The other day, our team went to an escape room. One of the puzzles involved a board of six mechanical switches where you had to find the correct combination of on and off in order to unlock a box, somewhat like this:
Being developers, we decided it would be more efficient to try every single one of 2^6=64 combinations than actually solve the puzzle. So we assigned some poor guy to do some binary counting:
-v-v-v- -v-v-v- -v-v-v- -v-v-^- -v-v-v- -v-^-v- -v-v-v- -v-^-^-
and so on.
Write a program that, given the switches all in off position as a string formatted as above, generates all combinations of on and off in any order.
You can write either a full program or a function. Thus, your program can either take in input through stdin, a file, or as a single string argument, and either return or print the output. If returned, the output may be in a list/array/etc. rather than a single string. If the output is a single string, the boards should be separated by newlines (trailing newlines are allowed.)
The input strings will match the regex
r'((-v)+-)(\n(-v)+-)*' and represent one board with all switches off. This means no zero case, and switches are left-aligned. Each row might not have the same number of switches.
Each output board should be of the exact same format as the input, except that the v's may be replaced by ^'s as required. The output boards can be separated by any number of newlines.
Since runtime is naturally O(2^n) in the number of switches, your code will not be tested on any more than 10 switches in any arrangement.
This is code-golf, so shortest code in number of bytes wins.
Sample inputs and outputs
-^- -^- -^- -v- -v- -^- -v- -v-

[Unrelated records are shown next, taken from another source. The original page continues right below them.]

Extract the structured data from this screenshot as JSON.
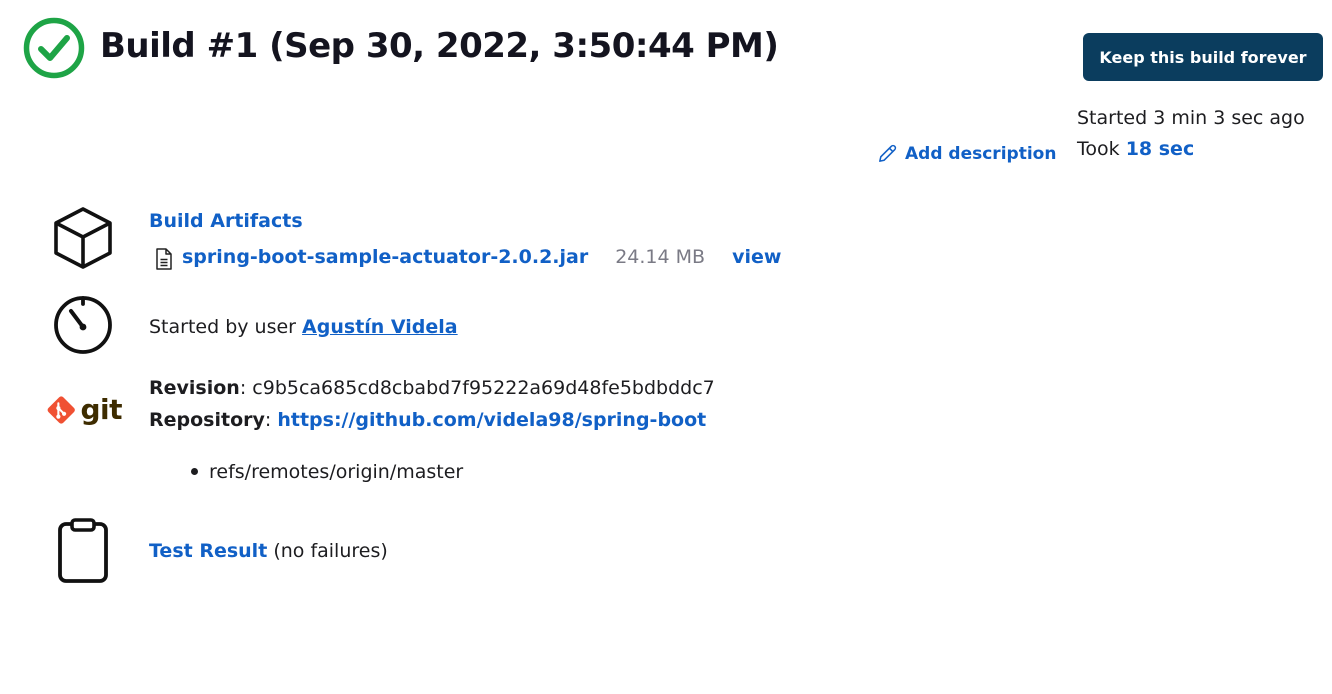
{
  "header": {
    "title": "Build #1 (Sep 30, 2022, 3:50:44 PM)",
    "status_icon": "check-circle-icon",
    "status_color": "#1ea446",
    "keep_button_label": "Keep this build forever",
    "started_text": "Started 3 min 3 sec ago",
    "took_prefix": "Took",
    "took_value": "18 sec",
    "add_description_label": "Add description"
  },
  "artifacts": {
    "title": "Build Artifacts",
    "icon": "package-box-icon",
    "items": [
      {
        "file_name": "spring-boot-sample-actuator-2.0.2.jar",
        "size": "24.14 MB",
        "view_label": "view"
      }
    ]
  },
  "cause": {
    "icon": "timer-icon",
    "prefix": "Started by user",
    "user": "Agustín Videla"
  },
  "git": {
    "icon": "git-logo-icon",
    "logo_text": "git",
    "revision_label": "Revision",
    "revision_value": "c9b5ca685cd8cbabd7f95222a69d48fe5bdbddc7",
    "repository_label": "Repository",
    "repository_url": "https://github.com/videla98/spring-boot",
    "branches": [
      "refs/remotes/origin/master"
    ]
  },
  "tests": {
    "icon": "clipboard-icon",
    "link_label": "Test Result",
    "summary": "(no failures)"
  },
  "colors": {
    "link": "#1160c6",
    "button_bg": "#0b3d5e",
    "git_orange": "#f05133"
  }
}
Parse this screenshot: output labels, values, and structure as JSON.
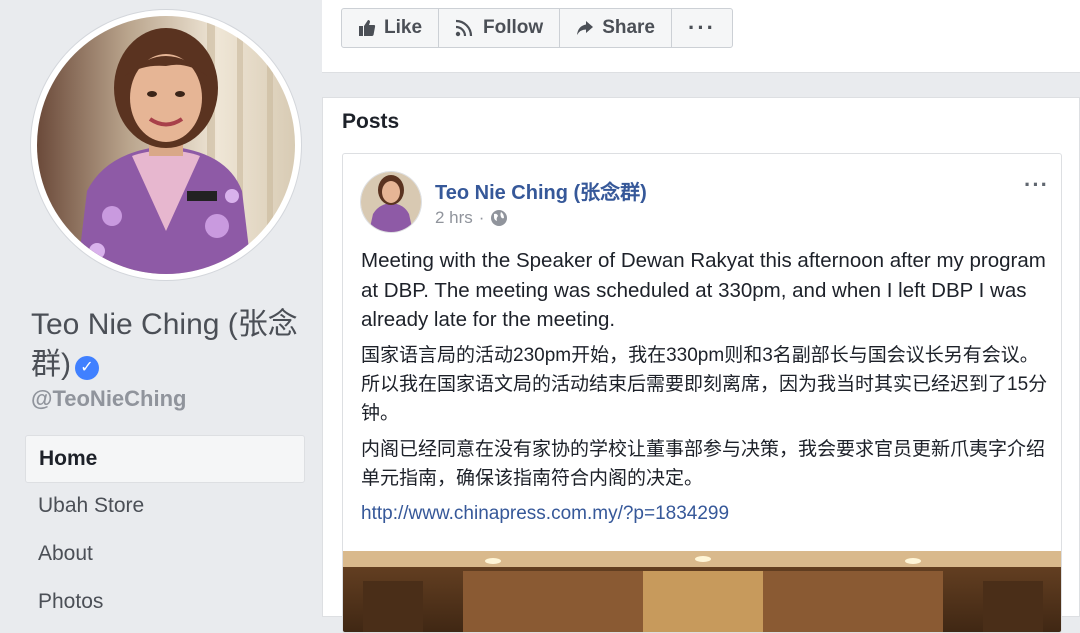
{
  "profile": {
    "name": "Teo Nie Ching (张念群)",
    "handle": "@TeoNieChing"
  },
  "nav": {
    "items": [
      {
        "label": "Home",
        "active": true
      },
      {
        "label": "Ubah Store",
        "active": false
      },
      {
        "label": "About",
        "active": false
      },
      {
        "label": "Photos",
        "active": false
      }
    ]
  },
  "actions": {
    "like_label": "Like",
    "follow_label": "Follow",
    "share_label": "Share",
    "more_label": "···"
  },
  "posts": {
    "title": "Posts",
    "post": {
      "author": "Teo Nie Ching (张念群)",
      "time": "2 hrs",
      "menu": "···",
      "text_en": "Meeting with the Speaker of Dewan Rakyat this afternoon after my program at DBP. The meeting was scheduled at 330pm, and when I left DBP I was already late for the meeting.",
      "text_cn_1": "国家语言局的活动230pm开始，我在330pm则和3名副部长与国会议长另有会议。所以我在国家语文局的活动结束后需要即刻离席，因为我当时其实已经迟到了15分钟。",
      "text_cn_2": "内阁已经同意在没有家协的学校让董事部参与决策，我会要求官员更新爪夷字介绍单元指南，确保该指南符合内阁的决定。",
      "link": "http://www.chinapress.com.my/?p=1834299"
    }
  },
  "colors": {
    "background": "#e9ebee",
    "link": "#365899",
    "verified": "#4080ff"
  }
}
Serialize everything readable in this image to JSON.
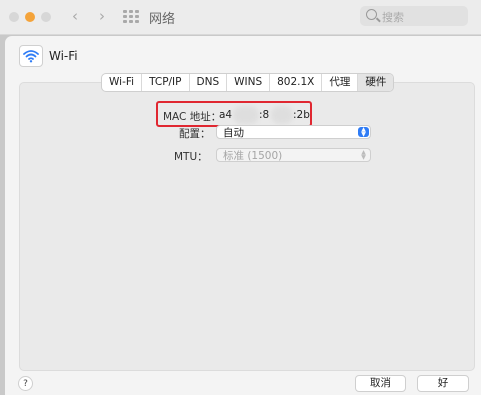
{
  "window": {
    "title": "网络"
  },
  "search": {
    "placeholder": "搜索"
  },
  "service": {
    "name": "Wi-Fi"
  },
  "tabs": [
    {
      "label": "Wi-Fi",
      "active": false
    },
    {
      "label": "TCP/IP",
      "active": false
    },
    {
      "label": "DNS",
      "active": false
    },
    {
      "label": "WINS",
      "active": false
    },
    {
      "label": "802.1X",
      "active": false
    },
    {
      "label": "代理",
      "active": false
    },
    {
      "label": "硬件",
      "active": true
    }
  ],
  "hardware": {
    "mac_label": "MAC 地址：",
    "mac_parts": [
      "a4",
      ":8",
      ":2b"
    ],
    "config_label": "配置：",
    "config_value": "自动",
    "mtu_label": "MTU：",
    "mtu_value": "标准 (1500)"
  },
  "buttons": {
    "help": "?",
    "cancel": "取消",
    "ok": "好"
  },
  "colors": {
    "highlight": "#e02731",
    "accent": "#2f7cf6",
    "min_button": "#f4a33a"
  },
  "icons": [
    "back-icon",
    "forward-icon",
    "grid-icon",
    "search-icon",
    "wifi-icon",
    "stepper-icon"
  ]
}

Since it's extremely tedious to check your answer for bigger numbers of switches, here's a Python script as a sanity check tool. (I've included a currently commented-out snippet to generate expected output from a given input file in case you want more test cases.) It's quite a bit less flexible in terms of input and output than the spec, unfortunately; put the input string in a file named 'input' and the newline-separated output (sorry, no list formatting) in a file named 'output' in the same directory and run